College is no longer a good discriminator for who knows what they’re [sic] talking about.

We believe in the common sense of the common person. So there’s always been fertile ground for questioning experts. What’s different is the phenomenon of everyone turning into insufferable know-it-alls.

The death of expertise is a disease of affluence.

Ignorant populism sooner or later will either decay into authoritarianism or–the bigger danger–experts will simply disengage and start running things without arguing with the public.

And then what evidence; how much of his heavily-promoted book, The Death of Expertise (2017), is limited fact-based or fact-absent opinion? The “children of the 1960s” could be regarded as fairly narcissistic, where many had university degrees that were no discriminator (if ever a discriminator) for who knows what he or she is talking about.

Influential opinion, but not necessarily expertise, in its own right. Compare Allan Bloom and The Closing of The American Mind.

Minds so indiscriminately open that there’s nothing in them.

What he said, what he said, when introducing The Closing

There is one thing a professor can be absolutely certain of: almost every student entering the university believes, or says he believes, that truth is relative. If this belief is put to the test, one can count on the students’ reaction: they will be uncomprehending. That anyone should regard the
proposition as not self-evident astonishes them, as though he were calling into question 2 + 2 = 4 . These are things you don’t think about. The students’ backgrounds are as various as America can provide. Some are religious, some atheists; some are to the Left, some to the Right; some intend to be scientists, some humanists or professionals or businessmen; some are poor, some rich. They are unified only in their relativism and in their allegiance to equality. And the two are related in a moral intention. The relativity of truth is not a theoretical insight but a moral postulate, the condition of a free society, or so they see it…

The recent education of openness…pays no attention to natural rights or the historical origins of our regime, which are now thought to have been essentially flawed and regressive. It is progressive and forward-looking. It does not demand fundamental agreement or the abandonment of old or new beliefs in favor of the natural ones. It is open to all kinds of men, all kinds of life-styles, all ideologies.
There is no enemy other than the man who is not open to everything. But when there are no shared goals or vision of the public good, is the social contract any longer possible?

Posted in Education - Post-Secondary, Various life philosophies | Leave a comment


So a Jordanian Imam shows up as “invited guest” at Montreal mosque and urges the killing of all Jews.

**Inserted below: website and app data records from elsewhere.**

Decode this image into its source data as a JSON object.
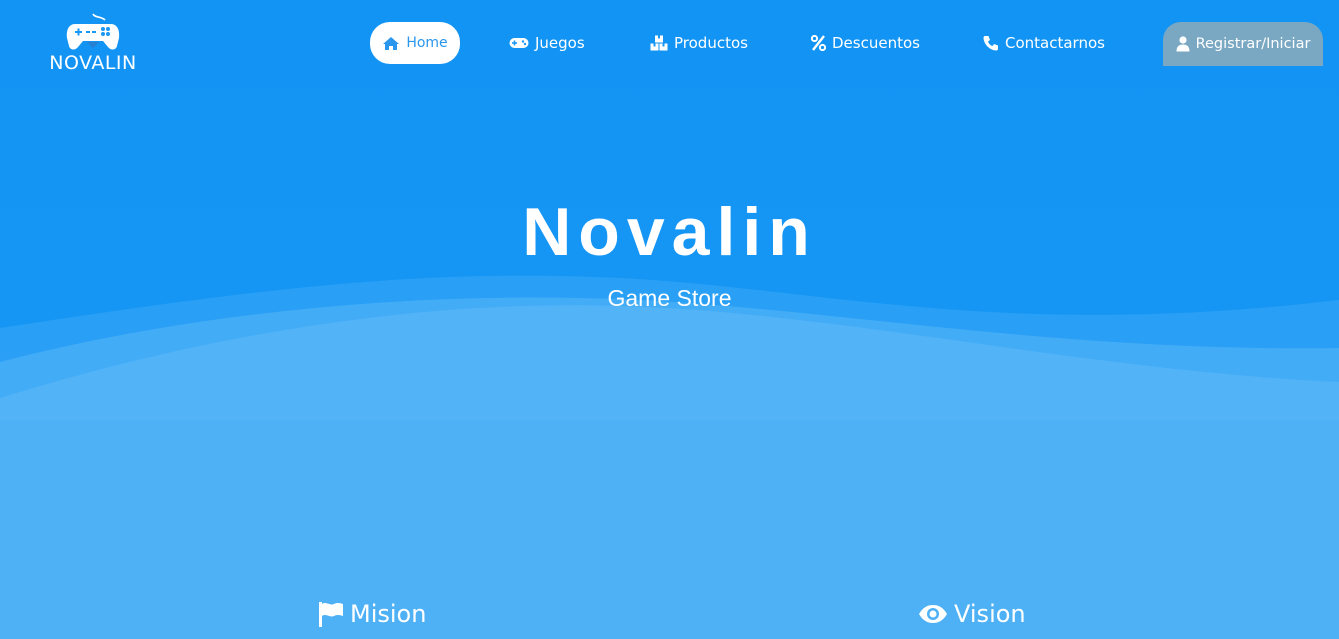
{
  "brand": {
    "logo_text": "NOVALIN",
    "logo_icon": "gamepad-icon"
  },
  "nav": {
    "items": [
      {
        "label": "Home",
        "icon": "home-icon",
        "active": true
      },
      {
        "label": "Juegos",
        "icon": "gamepad-icon"
      },
      {
        "label": "Productos",
        "icon": "boxes-icon"
      },
      {
        "label": "Descuentos",
        "icon": "percent-icon"
      },
      {
        "label": "Contactarnos",
        "icon": "phone-icon"
      }
    ],
    "register_label": "Registrar/Iniciar",
    "register_icon": "user-icon"
  },
  "hero": {
    "title": "Novalin",
    "subtitle": "Game Store"
  },
  "sections": {
    "mision": {
      "label": "Mision",
      "icon": "flag-icon"
    },
    "vision": {
      "label": "Vision",
      "icon": "eye-icon"
    }
  },
  "colors": {
    "hero_top": "#1094f4",
    "hero_bottom": "#4eb1f6",
    "wave_light": "#56b4f7",
    "nav_active_bg": "#ffffff",
    "nav_active_text": "#2b96ee",
    "register_bg": "#7aa7c2",
    "text": "#ffffff"
  }
}
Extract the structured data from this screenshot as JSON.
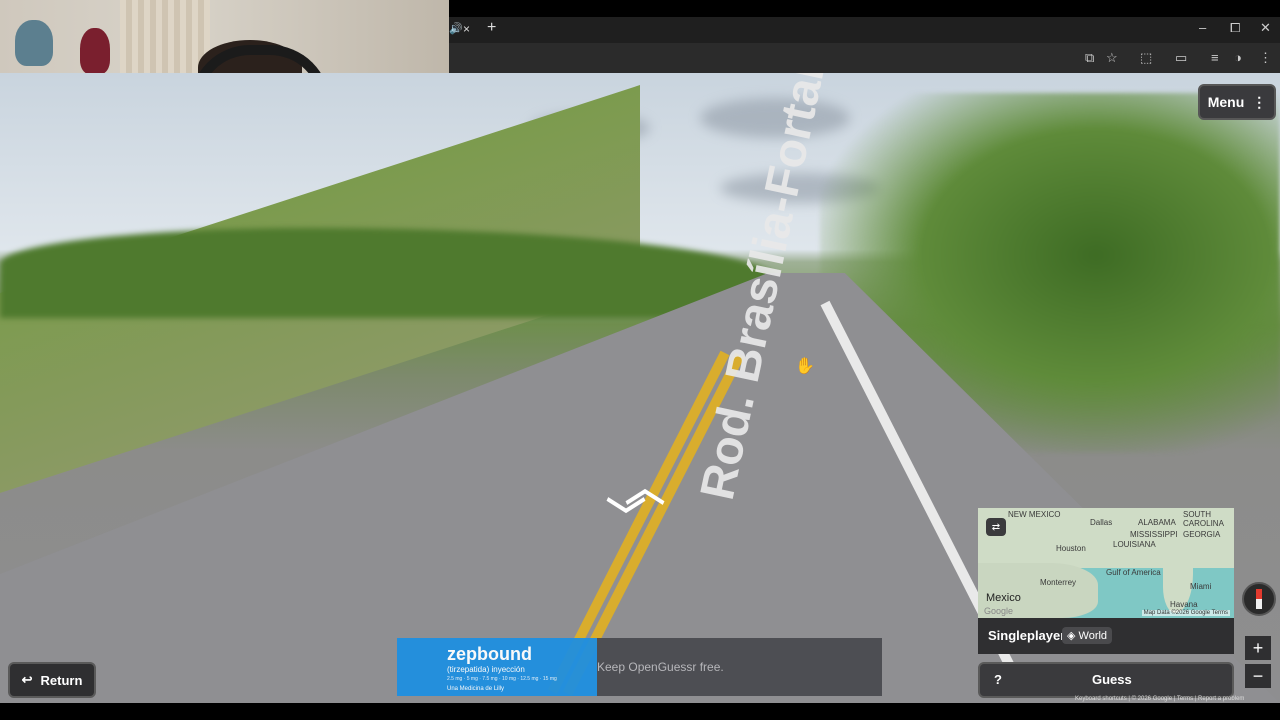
{
  "browser": {
    "audio_icon": "speaker-icon",
    "tab_close": "×",
    "new_tab": "+",
    "window_controls": {
      "minimize": "–",
      "maximize": "⧠",
      "close": "✕"
    },
    "toolbar_icons": [
      "translate-icon",
      "star-icon",
      "extensions-icon",
      "cast-icon",
      "media-icon",
      "profile-icon",
      "more-icon"
    ]
  },
  "streetview": {
    "road_label": "Rod. Brasília-Fortaleza",
    "nav_arrow_forward": "︿",
    "nav_arrow_back": "﹀"
  },
  "hud": {
    "menu_label": "Menu",
    "return_label": "Return"
  },
  "ad": {
    "brand": "zepbound",
    "subtitle": "(tirzepatida) inyección",
    "fine": "2.5 mg · 5 mg · 7.5 mg · 10 mg · 12.5 mg · 15 mg",
    "maker": "Una Medicina de Lilly",
    "text": "Keep OpenGuessr free."
  },
  "map": {
    "labels": {
      "new_mexico": "NEW MEXICO",
      "dallas": "Dallas",
      "alabama": "ALABAMA",
      "south_carolina": "SOUTH CAROLINA",
      "mississippi": "MISSISSIPPI",
      "georgia": "GEORGIA",
      "louisiana": "LOUISIANA",
      "houston": "Houston",
      "gulf": "Gulf of America",
      "monterrey": "Monterrey",
      "miami": "Miami",
      "mexico": "Mexico",
      "havana": "Havana"
    },
    "google": "Google",
    "attribution": "Map Data ©2026 Google   Terms"
  },
  "mode": {
    "singleplayer": "Singleplayer",
    "world": "World"
  },
  "guess": {
    "help": "?",
    "label": "Guess"
  },
  "zoom": {
    "in": "+",
    "out": "−"
  },
  "footer": "Keyboard shortcuts  |  © 2026 Google  |  Terms  |  Report a problem"
}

Not the first time this has happened in Montreal.

Where the Imam says he has Qur’anic interpretive support for what he says, in relation to the end of time:

The end of time … the stone and the tree will say: ‘Oh Muslim, oh servant of Allah, there is a Jew behind me – come and kill him!’.

So much of this, said with Islamic religious authority.

And more authority, via specific references to hadiths.

There is no religious defence to that which is secularly recognized as a crime. Advocating the annihilation of those following another religion is a hate crime, punishable as such. If the “guest” has returned to Jordan, he may still be charged for what he did in Canada, and hopefully extradited and, upon conviction, jailed. The call for him to make an “apology”…well, matters are far more serious than “sorry, I misspoke”.

Would seem to be as important, if not more important, than debating the nature of “Islamophobia”. Does one know of any Jewish or Christian religious leader who has advocated the liquidation of Muslims?

Not the first time

Not the second time


Posted in Anti-Semitism, Islam | 5 Comments